Item Type:Journal Article, refereed, original work
Communities & Collections:06 Faculty of Arts > Institute of Sociology
06 Faculty of Arts > Jacobs Center for Productive Youth Development
Dewey Decimal Classification:370 Education
Scopus Subject Areas:Social Sciences & Humanities > Clinical Psychology
Health Sciences > Psychiatry and Mental Health
Uncontrolled Keywords:Psychiatry and Mental health, Clinical Psychology
Language:English
Date:1 May 2022
Deposited On:10 Feb 2023 15:38
Last Modified:28 May 2024 01:40
Publisher:American Psychological Association
ISSN:1040-3590
OA Status:Green
Publisher DOI:https://doi.org/10.1037/pas0001091
PubMed ID:35175073
Project Information:
  • : FunderJacobs Foundation
  • : Grant ID
  • : Project Title
  • : FunderSwiss National Science Foundation
  • : Grant ID
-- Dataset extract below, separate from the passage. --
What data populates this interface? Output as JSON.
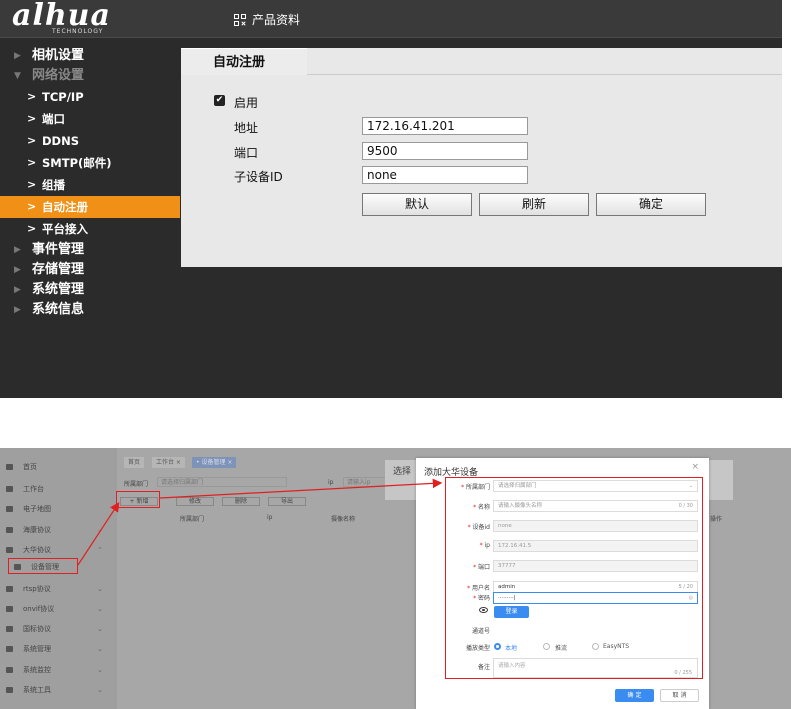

  • : Project Title
  • Content: Accepted Version
  • Language: English